Miller-Dieker syndrome is a rare genetic disorder characterized by a range of physical and developmental abnormalities. It is caused by a deletion of genetic material on chromosome 17. The syndrome is typically associated with a smooth brain surface, intellectual disability, seizures, distinctive facial features, and other physical anomalies.
Unfortunately, there is no cure for Miller-Dieker syndrome as it is a genetic condition. Treatment is focused on managing the symptoms and complications associated with the disorder. This may include medications to control seizures, physical therapy to improve mobility and coordination, and educational interventions to support individuals with intellectual disabilities.
In addition to medical treatment, individuals with Miller-Dieker syndrome may benefit from early intervention services and specialized education programs to help them reach their full potential. It is important for individuals with this syndrome to have regular medical and developmental assessments to monitor their progress and address any emerging health concerns.
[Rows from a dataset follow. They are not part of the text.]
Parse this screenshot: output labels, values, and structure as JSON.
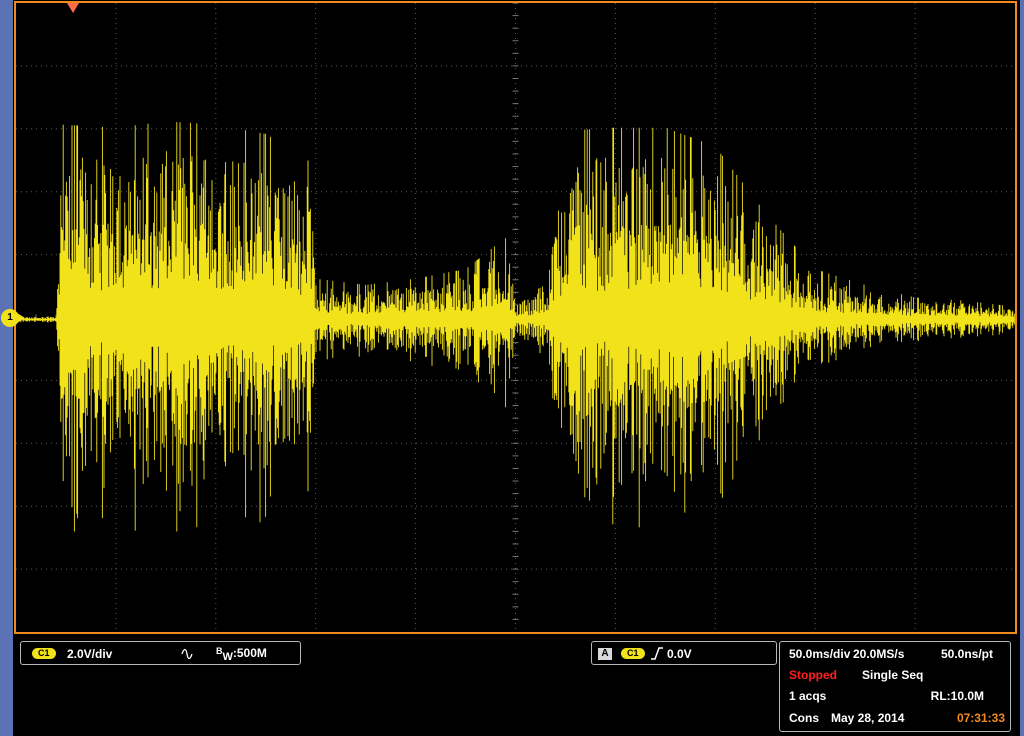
{
  "channel_panel": {
    "channel_badge": "C1",
    "volts_per_div": "2.0V/div",
    "coupling_icon": "ac-sine-icon",
    "bw_prefix": "B",
    "bw_sub": "W",
    "bw_value": ":500M"
  },
  "trigger_panel": {
    "mode_box": "A",
    "source_badge": "C1",
    "slope_icon": "rising-edge-icon",
    "level": "0.0V"
  },
  "status_panel": {
    "timebase": "50.0ms/div",
    "sample_rate": "20.0MS/s",
    "resolution": "50.0ns/pt",
    "state": "Stopped",
    "acq_mode": "Single Seq",
    "acquisitions": "1 acqs",
    "record_length": "RL:10.0M",
    "cons_label": "Cons",
    "date": "May 28, 2014",
    "time": "07:31:33"
  },
  "channel_marker_label": "1",
  "colors": {
    "trace": "#f2e21a",
    "frame": "#f08a1c",
    "stopped": "#ff2020",
    "time": "#f08a1c",
    "side_strip": "#5b72b5"
  },
  "chart_data": {
    "type": "line",
    "title": "",
    "xlabel": "",
    "ylabel": "",
    "x_divisions": 10,
    "y_divisions": 10,
    "time_per_div_ms": 50,
    "volts_per_div": 2.0,
    "ylim_volts": [
      -10,
      10
    ],
    "grid": true,
    "series": [
      {
        "note_unit": "envelope peak amplitude in volts per division segment",
        "x_div": [
          0.0,
          0.4,
          0.45,
          1.0,
          1.5,
          2.0,
          2.5,
          2.95,
          3.0,
          3.5,
          4.0,
          4.5,
          4.9,
          5.0,
          5.3,
          5.5,
          6.0,
          6.5,
          7.0,
          7.5,
          8.0,
          8.5,
          9.0,
          9.5,
          10.0
        ],
        "peak_volts": [
          0.1,
          0.1,
          6.2,
          6.1,
          6.3,
          6.2,
          5.9,
          5.0,
          1.3,
          1.1,
          1.3,
          1.6,
          2.6,
          0.6,
          1.1,
          6.0,
          6.1,
          6.1,
          5.5,
          3.4,
          1.6,
          1.1,
          0.7,
          0.6,
          0.4
        ]
      }
    ]
  }
}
– Individuals with Miller-Dieker syndrome often have a higher risk of developing respiratory infections, so it is important to practice good hygiene and seek prompt medical attention for any signs of illness.
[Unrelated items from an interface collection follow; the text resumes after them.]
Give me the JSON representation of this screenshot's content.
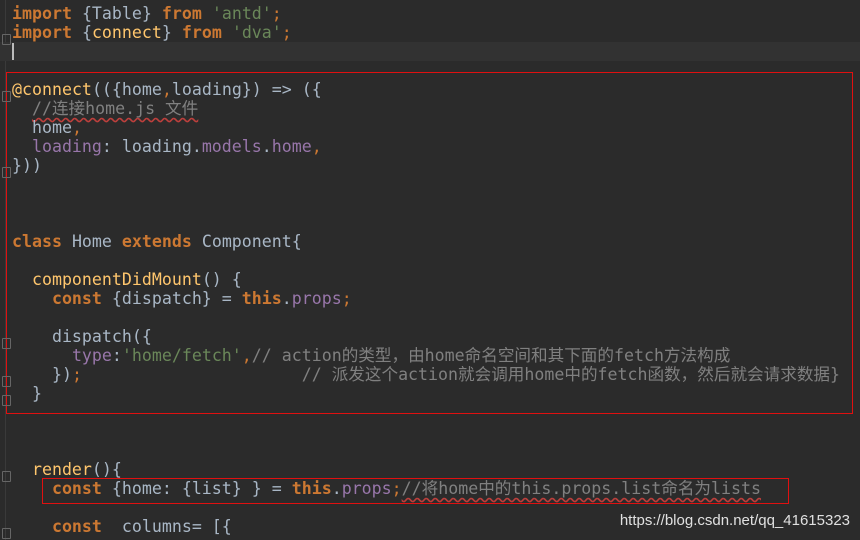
{
  "editor": {
    "lines": [
      {
        "row": 0,
        "indent": 0,
        "tokens": [
          {
            "t": "import",
            "c": "kw"
          },
          {
            "t": " {Table} ",
            "c": "pl"
          },
          {
            "t": "from",
            "c": "kw"
          },
          {
            "t": " ",
            "c": "pl"
          },
          {
            "t": "'antd'",
            "c": "str"
          },
          {
            "t": ";",
            "c": "punc"
          }
        ]
      },
      {
        "row": 1,
        "indent": 0,
        "tokens": [
          {
            "t": "import",
            "c": "kw"
          },
          {
            "t": " {",
            "c": "pl"
          },
          {
            "t": "connect",
            "c": "fn"
          },
          {
            "t": "} ",
            "c": "pl"
          },
          {
            "t": "from",
            "c": "kw"
          },
          {
            "t": " ",
            "c": "pl"
          },
          {
            "t": "'dva'",
            "c": "str"
          },
          {
            "t": ";",
            "c": "punc"
          }
        ]
      },
      {
        "row": 4,
        "indent": 0,
        "tokens": [
          {
            "t": "@connect",
            "c": "fn"
          },
          {
            "t": "(({home",
            "c": "pl"
          },
          {
            "t": ",",
            "c": "punc"
          },
          {
            "t": "loading}) => ({",
            "c": "pl"
          }
        ]
      },
      {
        "row": 5,
        "indent": 2,
        "tokens": [
          {
            "t": "//连接home.js 文件",
            "c": "cmu"
          }
        ]
      },
      {
        "row": 6,
        "indent": 2,
        "tokens": [
          {
            "t": "home",
            "c": "pl"
          },
          {
            "t": ",",
            "c": "punc"
          }
        ]
      },
      {
        "row": 7,
        "indent": 2,
        "tokens": [
          {
            "t": "loading",
            "c": "prop"
          },
          {
            "t": ": loading.",
            "c": "pl"
          },
          {
            "t": "models",
            "c": "prop"
          },
          {
            "t": ".",
            "c": "pl"
          },
          {
            "t": "home",
            "c": "prop"
          },
          {
            "t": ",",
            "c": "punc"
          }
        ]
      },
      {
        "row": 8,
        "indent": 0,
        "tokens": [
          {
            "t": "}))",
            "c": "pl"
          }
        ]
      },
      {
        "row": 12,
        "indent": 0,
        "tokens": [
          {
            "t": "class",
            "c": "kw"
          },
          {
            "t": " Home ",
            "c": "pl"
          },
          {
            "t": "extends",
            "c": "kw"
          },
          {
            "t": " Component{",
            "c": "pl"
          }
        ]
      },
      {
        "row": 14,
        "indent": 2,
        "tokens": [
          {
            "t": "componentDidMount",
            "c": "fn"
          },
          {
            "t": "() {",
            "c": "pl"
          }
        ]
      },
      {
        "row": 15,
        "indent": 4,
        "tokens": [
          {
            "t": "const",
            "c": "kw"
          },
          {
            "t": " {dispatch} = ",
            "c": "pl"
          },
          {
            "t": "this",
            "c": "kw"
          },
          {
            "t": ".",
            "c": "pl"
          },
          {
            "t": "props",
            "c": "prop"
          },
          {
            "t": ";",
            "c": "punc"
          }
        ]
      },
      {
        "row": 17,
        "indent": 4,
        "tokens": [
          {
            "t": "dispatch({",
            "c": "pl"
          }
        ]
      },
      {
        "row": 18,
        "indent": 6,
        "tokens": [
          {
            "t": "type",
            "c": "prop"
          },
          {
            "t": ":",
            "c": "pl"
          },
          {
            "t": "'home/fetch'",
            "c": "str"
          },
          {
            "t": ",",
            "c": "punc"
          },
          {
            "t": "// action的类型，由home命名空间和其下面的fetch方法构成",
            "c": "cm"
          }
        ]
      },
      {
        "row": 19,
        "indent": 4,
        "tokens": [
          {
            "t": "})",
            "c": "pl"
          },
          {
            "t": ";",
            "c": "punc"
          },
          {
            "t": "                      // 派发这个action就会调用home中的fetch函数，然后就会请求数据}",
            "c": "cm"
          }
        ]
      },
      {
        "row": 20,
        "indent": 2,
        "tokens": [
          {
            "t": "}",
            "c": "pl"
          }
        ]
      },
      {
        "row": 24,
        "indent": 2,
        "tokens": [
          {
            "t": "render",
            "c": "fn"
          },
          {
            "t": "(){",
            "c": "pl"
          }
        ]
      },
      {
        "row": 25,
        "indent": 4,
        "tokens": [
          {
            "t": "const",
            "c": "kw"
          },
          {
            "t": " {home: {list} } = ",
            "c": "pl"
          },
          {
            "t": "this",
            "c": "kw"
          },
          {
            "t": ".",
            "c": "pl"
          },
          {
            "t": "props",
            "c": "prop"
          },
          {
            "t": ";",
            "c": "punc"
          },
          {
            "t": "//将home中的this.props.list命名为lists",
            "c": "cmu"
          }
        ]
      },
      {
        "row": 27,
        "indent": 4,
        "tokens": [
          {
            "t": "const",
            "c": "kw"
          },
          {
            "t": "  columns= [{",
            "c": "pl"
          }
        ]
      }
    ],
    "current_line_row": 2,
    "watermark": "https://blog.csdn.net/qq_41615323"
  },
  "colors": {
    "background": "#2b2b2b",
    "keyword": "#cc7832",
    "string": "#6a8759",
    "property": "#9876aa",
    "function": "#ffc66d",
    "comment": "#808080",
    "annotation_box": "#e01010"
  }
}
– Seizures are a common symptom of the syndrome, so it is vital to have a seizure action plan in place and ensure that caregivers and family members are trained in seizure first aid.
– Individuals with Miller-Dieker syndrome may benefit from a well-balanced diet, regular exercise, and adequate sleep to support overall health and well-being.
– It is important to work closely with healthcare providers and specialists to create a comprehensive care plan that addresses the specific needs of individuals with Miller-Dieker syndrome.
I am Kumudhavarshini. A medical student from Chennai. I am currently doing my MBBS degree. I completed my schoolings in 2018. Right now I am in my second year. I completed my first year with 88%. I am not a topper but definitely a good above-average student at my college. I wanted to be a research journalist from the starting but I ended up in the medical field. But joining College, going to the hospital daily I got to know one thing that I can even outshine in this field and made myself clear to become a world’s leading Neurosurgeon